Friday, January 14, 2011
Whistles in the Mist
Whistles McCoy was up before the Sun every day of the week. Being a logger means long and weary hours. Sleep is seldom seen. Most of us still languish in dream as he makes his way past the gated cemetery .
A crow whooshes past and settles in a bare tree across the way. Whistles tips his hat.
The crow bobs, studying him before cawing once. Whistles hefts his axe to the other shoulder.
Today is different. Today he killed someone.
The mist seems heavier now. Harder to move thru. His footsteps echo loudly in the fog. Tendrils twist around his ankles as if trying to hold him. The thick carpet obscures the blood splashed over his boots. He leaves sticky, unseen half-footprints in his wake.
“Whistles. . . .” a disembodied voice whispers. “Whistle for me, Whistles.”
He spins, clasping the axe in two-hands and peering into the fog.'Impossible!' he thinks.
“You remember the tune, don’t you?” a figure glides into view.
“No! It can’t be. . . I killed - ” Whistles’ knuckles squeeze into white. Sweat beads at his temple.
“Yes, you did.” the mystery guest leans against the fence.
“But you’re. . . .”
Whistles glances around, hoping someone will appear and tell him what's going on.
“I want my money back, Whistles.”
Whistles looks askance at him, “You’re dead.”
“Yes, we've covered that.“
“Then why do you need money?”
The stranger’s eyes blaze. Whistles readies his axe.
“AHA-HA-HA-HA!” the stream laughter shakes the shadow. “You know, I always did like you Whistles. You’re a smart guy. A hard worker. You had such potential.”
With a sudden cry, Whistles rushes and swings! The axe passes right thru the evanescent stranger and ricochets off the fence, cleaving bone, flesh and muscle.Whistles crashes to the ground in agony. His screams and life flow out, disappearing into the empty whiteness around him.
“But your choices, Whistles.” the figure says, axe now in hand. “Tsk tsk. You’re choices have been very disappointing.”
“Here!” Whistles digs into his overalls and tosses over many rolls of bills. “Take it! Just leave me alone! Let me live, please!”
"Oh, I’m not going to kill you Whistles.” The smile can be heard if not seen.
“Thank you! Thank you!” he crawls slowly backwards, pushing off his good leg.
Far-off in the fog, another set of footsteps echoes now. More crows gather in the branches overhead, laughing and flapping their wings. Whistles breath is erratic now.
A very tall personage in a top hat, billowing coat and leaning on a scorpion-in-amber tipped cane materializes out of the mist. He gazes down.

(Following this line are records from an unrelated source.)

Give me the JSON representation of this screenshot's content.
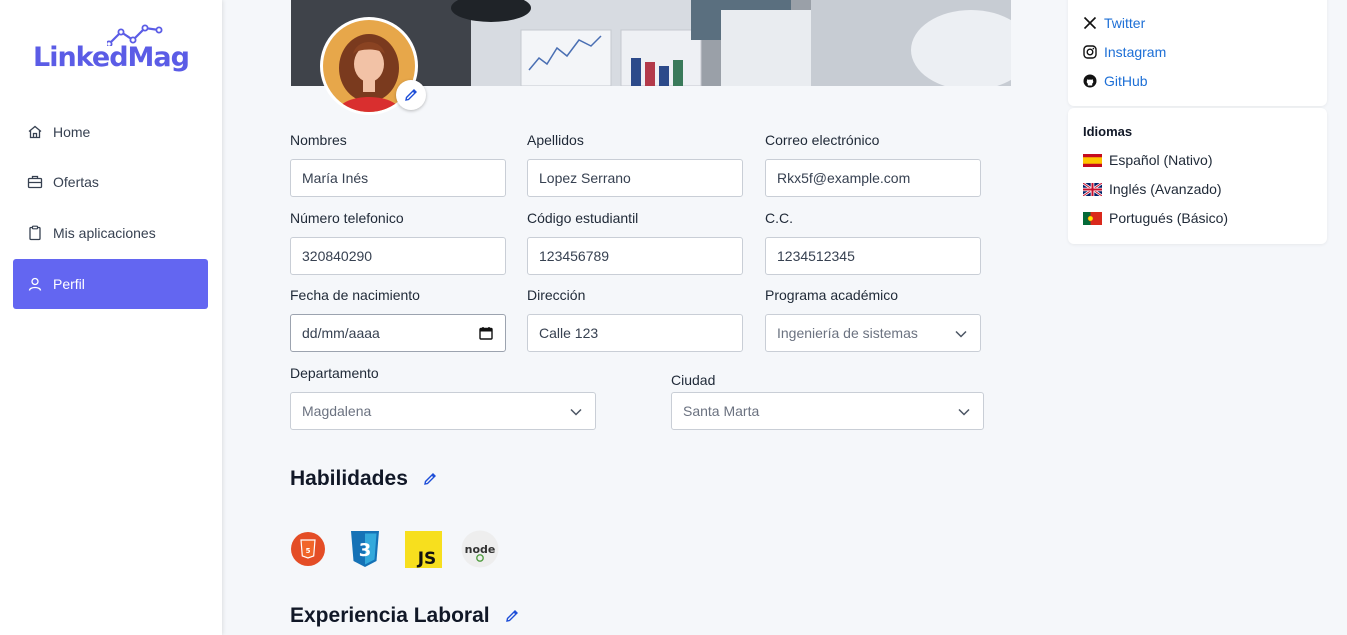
{
  "brand": {
    "name": "LinkedMag",
    "color": "#5b5ce6"
  },
  "nav": {
    "items": [
      {
        "label": "Home",
        "icon": "home-icon"
      },
      {
        "label": "Ofertas",
        "icon": "briefcase-icon"
      },
      {
        "label": "Mis aplicaciones",
        "icon": "clipboard-icon"
      },
      {
        "label": "Perfil",
        "icon": "user-icon",
        "active": true
      }
    ]
  },
  "form": {
    "nombres": {
      "label": "Nombres",
      "value": "María Inés"
    },
    "apellidos": {
      "label": "Apellidos",
      "value": "Lopez Serrano"
    },
    "correo": {
      "label": "Correo electrónico",
      "value": "Rkx5f@example.com"
    },
    "telefono": {
      "label": "Número telefonico",
      "value": "320840290"
    },
    "codigo": {
      "label": "Código estudiantil",
      "value": "123456789"
    },
    "cc": {
      "label": "C.C.",
      "value": "1234512345"
    },
    "fecha": {
      "label": "Fecha de nacimiento",
      "value": "dd/mm/aaaa"
    },
    "direccion": {
      "label": "Dirección",
      "value": "Calle 123"
    },
    "programa": {
      "label": "Programa académico",
      "value": "Ingeniería de sistemas"
    },
    "departamento": {
      "label": "Departamento",
      "value": "Magdalena"
    },
    "ciudad": {
      "label": "Ciudad",
      "value": "Santa Marta"
    }
  },
  "sections": {
    "habilidades": "Habilidades",
    "experiencia": "Experiencia Laboral"
  },
  "skills": [
    {
      "name": "html5-icon",
      "color": "#e44d26"
    },
    {
      "name": "css3-icon",
      "color": "#1572b6"
    },
    {
      "name": "javascript-icon",
      "color": "#f7df1e"
    },
    {
      "name": "nodejs-icon",
      "color": "#539e43"
    }
  ],
  "social": [
    {
      "label": "Twitter",
      "icon": "x-twitter-icon"
    },
    {
      "label": "Instagram",
      "icon": "instagram-icon"
    },
    {
      "label": "GitHub",
      "icon": "github-icon"
    }
  ],
  "languages": {
    "title": "Idiomas",
    "items": [
      {
        "label": "Español (Nativo)",
        "flag": "spain-flag-icon"
      },
      {
        "label": "Inglés (Avanzado)",
        "flag": "uk-flag-icon"
      },
      {
        "label": "Portugués (Básico)",
        "flag": "portugal-flag-icon"
      }
    ]
  },
  "colors": {
    "accent": "#6366f1",
    "link": "#1d6fd6"
  }
}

“I’ve wanted to meet you for so long.”
Removing his hat, the figure crouches and grasps Whistles hand in enthusiasm.
“Yes, yes! You’ll make an excellent addition, of that I have no doubt.” he stands to address the shade.

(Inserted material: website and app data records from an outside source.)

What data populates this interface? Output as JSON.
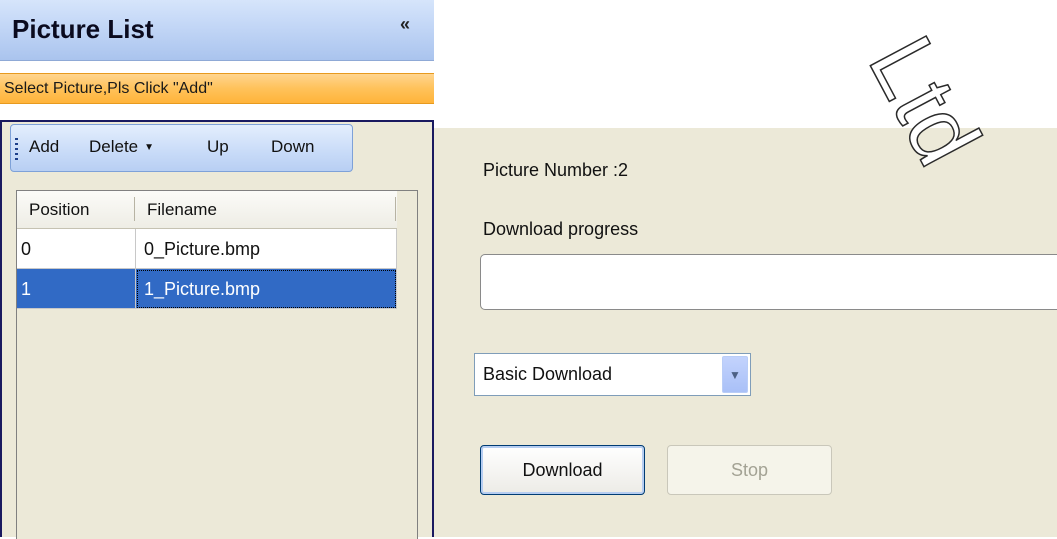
{
  "panel": {
    "title": "Picture List",
    "collapse_icon": "«",
    "hint": "Select Picture,Pls Click \"Add\""
  },
  "toolbar": {
    "add_label": "Add",
    "delete_label": "Delete",
    "up_label": "Up",
    "down_label": "Down"
  },
  "grid": {
    "columns": [
      "Position",
      "Filename"
    ],
    "rows": [
      {
        "position": "0",
        "filename": "0_Picture.bmp",
        "selected": false
      },
      {
        "position": "1",
        "filename": "1_Picture.bmp",
        "selected": true
      }
    ]
  },
  "download": {
    "picture_number_label": "Picture Number :2",
    "progress_label": "Download progress",
    "progress_percent": 0,
    "mode_selected": "Basic Download",
    "download_button": "Download",
    "stop_button": "Stop"
  },
  "watermark": "Ltd",
  "colors": {
    "header_blue": "#c2d6f6",
    "hint_orange": "#ffc25a",
    "selection_blue": "#316ac5",
    "panel_bg": "#ece9d8"
  }
}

“Perhaps I should apologize, Martin.” the top hat is replaced. "I didn't think you had it in you."
“People surprise you everyday, Mr. B." he hands the axe over, "I got the money right here.”
Mr. B pockets the cash..

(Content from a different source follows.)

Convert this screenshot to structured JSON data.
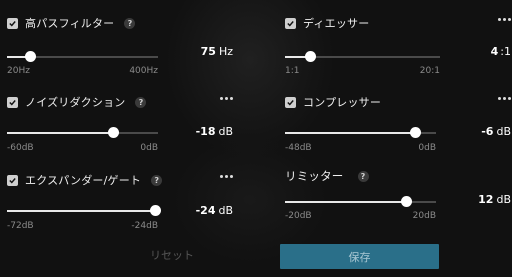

“And one soul.” Whistles’ victim points. "That's the deal, right?"
“That was indeed the bargain. You’re free to go, Mr. Reyes.”
Martin Reyes, once only a mere ectoplasmic soul, is himself again. Whole and true. He looks at his hands, feels his face and a delighted grin breaks out. Eyes shining he bows.
“Oh thank you, sir!”
“Tut tut, off with you now.” Mr. B watches him go. “Nice fellow.”
He stoops back to Whistles.
“Now, as for you Mr. McCoy! You and I have to be going as well. It’s short jourmey, don’t worry.”
Whistles complexion is ashen, like the swirling fog. His eyes bulge, showing a lot of white. He licks his lips.
“Who are you?”
Mr. B looks cross.
"You know I was hoping for a bit more out of you, Whistles. You had such potential. How disappointing.”
“Yeah, I’m hearing that a lot lately.”
Mr. B laughs approvingly. The crows shift above in flurries of feathers and rattling branches and soft caws.
“I see what Martin meant about you! Yes, now I’m absolutely sure you’ll fit right in! I’m so glad to have you.”
“Where. . . where are we going?”
Mr. B’s grin is suddenly black and rotting. Whistles can smell feces and necrotic flesh. The mist darkens.
“To a place you've made, Mr. McCoy. A place of wicked horrors and eternal pain. I’ve come to take you there. Give me your hand.”
“Oh, my God!”
“No, I'd thought you figured that out by now.”
Martin Reyes lived into his late nineties. When he died, he was whistling.